**HOW TO COMPLETE THIS TASK**
Only lines below containing the string "data" should be counted; please give that count by itself.

**RECORDS PROVIDED**
•••

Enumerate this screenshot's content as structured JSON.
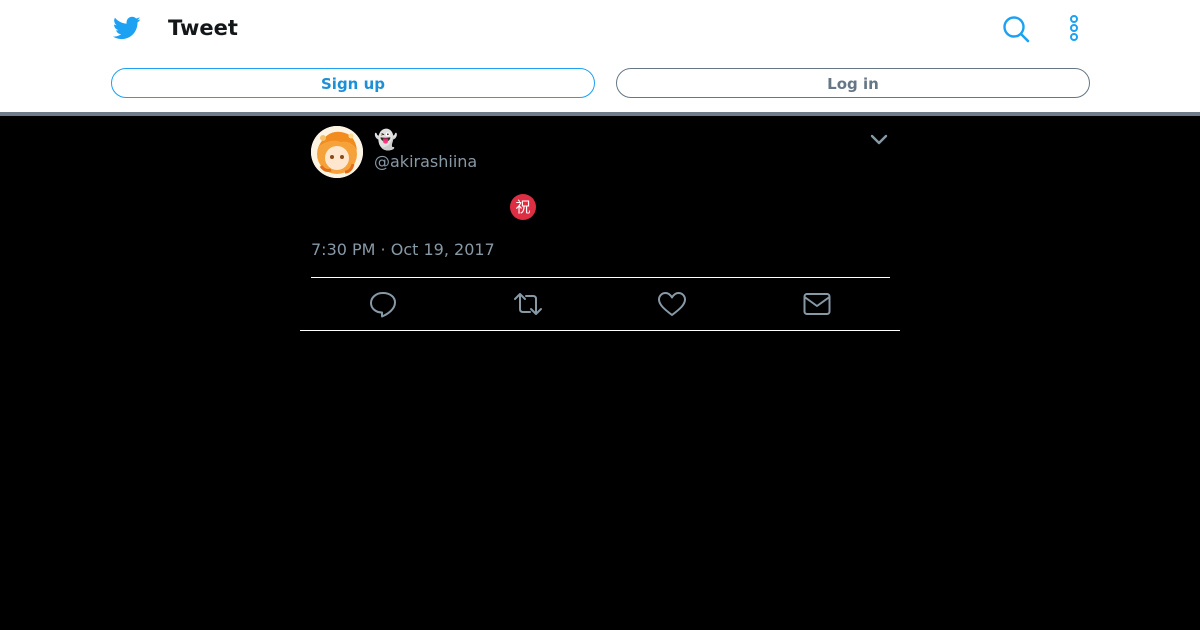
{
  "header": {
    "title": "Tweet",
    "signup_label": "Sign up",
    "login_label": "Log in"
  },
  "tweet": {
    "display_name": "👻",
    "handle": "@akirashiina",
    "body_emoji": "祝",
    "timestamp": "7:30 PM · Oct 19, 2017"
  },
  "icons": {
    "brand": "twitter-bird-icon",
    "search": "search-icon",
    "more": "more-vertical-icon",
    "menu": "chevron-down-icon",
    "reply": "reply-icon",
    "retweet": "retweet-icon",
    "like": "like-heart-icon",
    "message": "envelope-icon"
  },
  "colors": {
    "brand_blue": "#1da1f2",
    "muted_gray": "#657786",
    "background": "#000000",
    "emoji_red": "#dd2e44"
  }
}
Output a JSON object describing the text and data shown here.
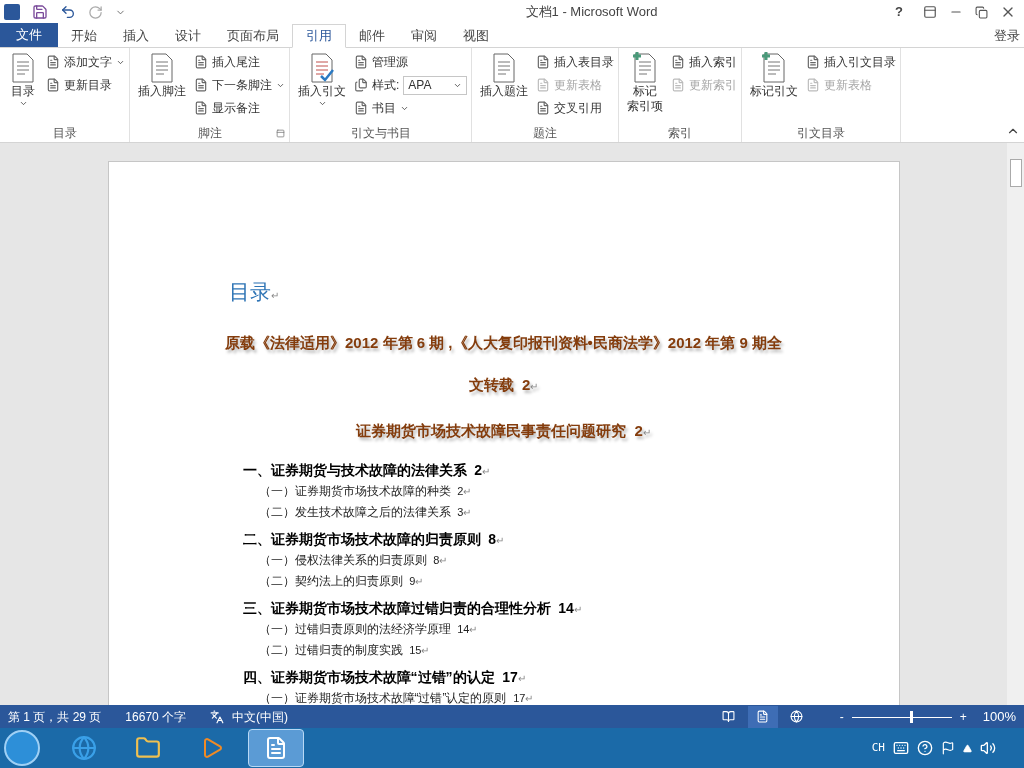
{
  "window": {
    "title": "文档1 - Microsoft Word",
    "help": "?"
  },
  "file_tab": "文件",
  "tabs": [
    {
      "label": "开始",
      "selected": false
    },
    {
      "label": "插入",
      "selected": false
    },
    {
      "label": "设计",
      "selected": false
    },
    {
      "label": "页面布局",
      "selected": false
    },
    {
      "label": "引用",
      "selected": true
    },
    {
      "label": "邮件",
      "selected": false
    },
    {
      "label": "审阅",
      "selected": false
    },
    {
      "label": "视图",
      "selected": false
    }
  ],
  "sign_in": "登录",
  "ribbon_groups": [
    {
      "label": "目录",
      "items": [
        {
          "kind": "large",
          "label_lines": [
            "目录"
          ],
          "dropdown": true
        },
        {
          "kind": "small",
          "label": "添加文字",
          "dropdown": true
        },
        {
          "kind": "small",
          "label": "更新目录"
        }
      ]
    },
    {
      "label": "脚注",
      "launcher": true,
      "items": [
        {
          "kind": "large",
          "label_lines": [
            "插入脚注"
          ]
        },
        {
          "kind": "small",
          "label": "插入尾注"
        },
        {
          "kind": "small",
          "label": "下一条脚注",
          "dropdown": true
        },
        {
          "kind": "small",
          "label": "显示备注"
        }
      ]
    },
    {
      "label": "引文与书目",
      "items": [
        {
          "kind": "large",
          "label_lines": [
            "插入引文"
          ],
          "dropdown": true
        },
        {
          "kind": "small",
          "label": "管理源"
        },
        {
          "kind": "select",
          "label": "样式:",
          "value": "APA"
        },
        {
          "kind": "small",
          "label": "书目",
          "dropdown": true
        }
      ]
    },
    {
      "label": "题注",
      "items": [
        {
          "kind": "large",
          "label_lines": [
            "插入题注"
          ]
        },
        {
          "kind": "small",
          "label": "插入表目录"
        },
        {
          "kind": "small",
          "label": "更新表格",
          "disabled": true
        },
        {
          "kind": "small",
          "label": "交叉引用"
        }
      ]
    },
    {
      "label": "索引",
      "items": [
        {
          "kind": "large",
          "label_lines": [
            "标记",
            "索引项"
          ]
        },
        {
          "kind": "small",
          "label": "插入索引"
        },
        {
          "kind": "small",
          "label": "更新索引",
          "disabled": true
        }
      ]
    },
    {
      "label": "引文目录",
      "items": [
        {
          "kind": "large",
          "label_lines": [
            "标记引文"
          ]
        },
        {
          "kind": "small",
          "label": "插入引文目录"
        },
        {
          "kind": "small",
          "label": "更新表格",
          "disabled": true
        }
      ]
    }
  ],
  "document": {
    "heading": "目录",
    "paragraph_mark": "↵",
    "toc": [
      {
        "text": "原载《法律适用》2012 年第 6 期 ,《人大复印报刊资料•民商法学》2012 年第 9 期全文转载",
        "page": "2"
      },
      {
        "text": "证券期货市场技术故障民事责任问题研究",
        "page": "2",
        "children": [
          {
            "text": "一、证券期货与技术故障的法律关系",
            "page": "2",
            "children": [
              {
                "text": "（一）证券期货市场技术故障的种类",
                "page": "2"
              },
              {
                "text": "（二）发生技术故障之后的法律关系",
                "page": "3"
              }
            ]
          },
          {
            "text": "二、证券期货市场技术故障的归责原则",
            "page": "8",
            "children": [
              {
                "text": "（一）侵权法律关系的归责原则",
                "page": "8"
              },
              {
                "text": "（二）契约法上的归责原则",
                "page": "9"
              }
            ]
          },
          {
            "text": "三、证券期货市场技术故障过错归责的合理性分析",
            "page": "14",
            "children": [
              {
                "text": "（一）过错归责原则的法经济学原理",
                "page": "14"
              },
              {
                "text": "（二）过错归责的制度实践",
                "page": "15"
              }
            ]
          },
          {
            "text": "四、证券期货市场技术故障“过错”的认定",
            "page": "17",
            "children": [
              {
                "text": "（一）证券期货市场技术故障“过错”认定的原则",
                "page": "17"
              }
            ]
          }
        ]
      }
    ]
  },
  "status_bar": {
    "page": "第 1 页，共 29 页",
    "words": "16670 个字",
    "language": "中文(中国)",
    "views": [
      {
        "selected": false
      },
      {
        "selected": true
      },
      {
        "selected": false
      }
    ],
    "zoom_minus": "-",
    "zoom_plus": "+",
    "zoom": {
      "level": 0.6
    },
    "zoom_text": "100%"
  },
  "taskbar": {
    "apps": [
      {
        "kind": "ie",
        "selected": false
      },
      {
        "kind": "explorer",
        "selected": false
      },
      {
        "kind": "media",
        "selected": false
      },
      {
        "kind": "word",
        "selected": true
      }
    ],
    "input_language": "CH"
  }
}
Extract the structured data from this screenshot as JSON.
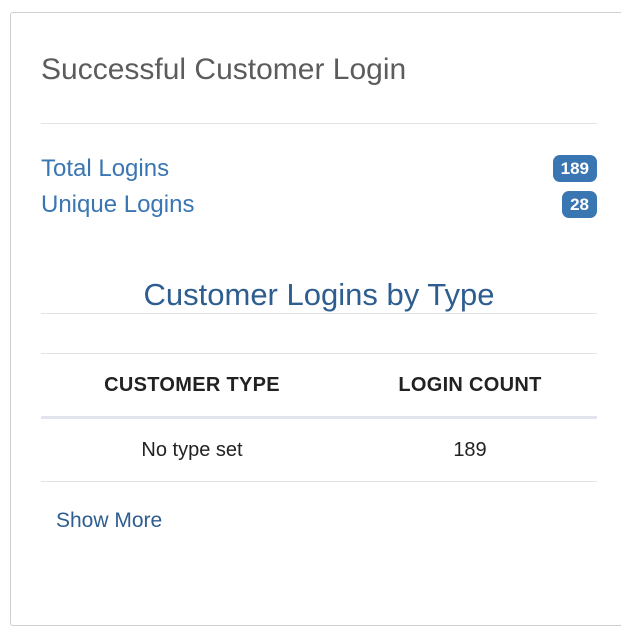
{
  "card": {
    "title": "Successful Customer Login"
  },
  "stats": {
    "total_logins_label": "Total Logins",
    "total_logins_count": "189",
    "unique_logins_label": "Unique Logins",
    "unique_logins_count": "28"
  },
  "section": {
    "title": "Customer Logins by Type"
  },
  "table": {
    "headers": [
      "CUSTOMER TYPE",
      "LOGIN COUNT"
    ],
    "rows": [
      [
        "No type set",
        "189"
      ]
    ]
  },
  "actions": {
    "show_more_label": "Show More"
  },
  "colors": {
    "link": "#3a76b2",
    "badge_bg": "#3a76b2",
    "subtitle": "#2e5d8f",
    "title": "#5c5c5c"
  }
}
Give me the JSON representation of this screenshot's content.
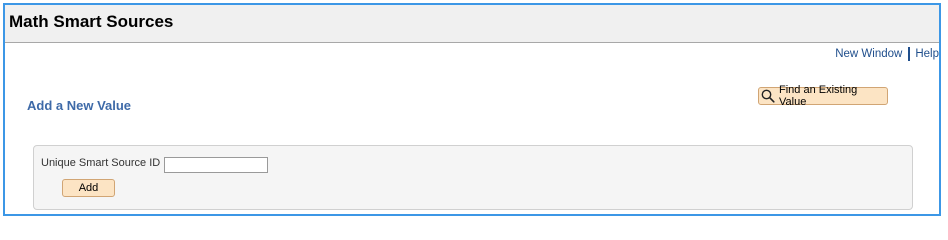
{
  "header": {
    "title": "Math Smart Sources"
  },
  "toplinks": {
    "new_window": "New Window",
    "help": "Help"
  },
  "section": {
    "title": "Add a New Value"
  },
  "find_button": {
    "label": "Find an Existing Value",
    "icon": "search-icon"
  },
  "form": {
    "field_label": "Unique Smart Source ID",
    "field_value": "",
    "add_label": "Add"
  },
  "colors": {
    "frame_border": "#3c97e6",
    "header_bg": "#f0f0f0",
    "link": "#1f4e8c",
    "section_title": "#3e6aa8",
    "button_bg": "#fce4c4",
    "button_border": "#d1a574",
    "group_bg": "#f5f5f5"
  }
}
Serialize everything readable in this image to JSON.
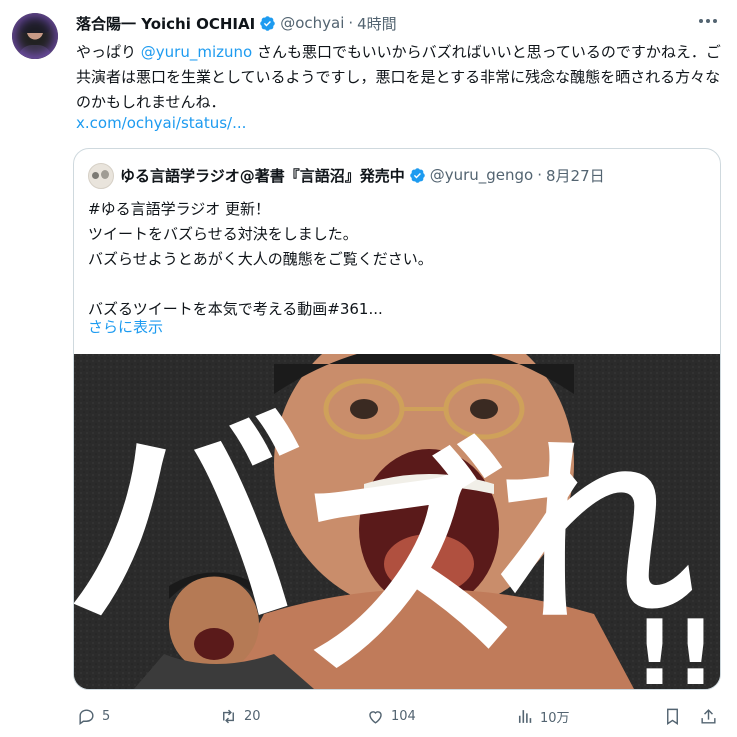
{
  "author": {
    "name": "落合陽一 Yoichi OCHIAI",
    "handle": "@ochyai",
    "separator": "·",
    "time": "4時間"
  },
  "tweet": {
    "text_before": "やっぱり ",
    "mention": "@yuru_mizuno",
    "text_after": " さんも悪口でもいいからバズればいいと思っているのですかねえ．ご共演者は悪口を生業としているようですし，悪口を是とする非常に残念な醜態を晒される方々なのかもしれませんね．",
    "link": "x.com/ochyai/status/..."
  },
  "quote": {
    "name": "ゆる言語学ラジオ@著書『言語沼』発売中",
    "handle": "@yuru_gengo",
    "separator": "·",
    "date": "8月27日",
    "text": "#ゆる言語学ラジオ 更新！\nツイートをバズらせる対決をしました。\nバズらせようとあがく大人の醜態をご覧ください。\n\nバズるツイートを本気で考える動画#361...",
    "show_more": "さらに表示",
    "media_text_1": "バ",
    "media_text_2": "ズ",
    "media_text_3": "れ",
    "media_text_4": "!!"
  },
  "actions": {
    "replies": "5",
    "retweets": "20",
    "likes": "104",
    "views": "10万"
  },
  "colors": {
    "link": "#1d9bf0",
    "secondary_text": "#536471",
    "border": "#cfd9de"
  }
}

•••

**SOLUTION**
2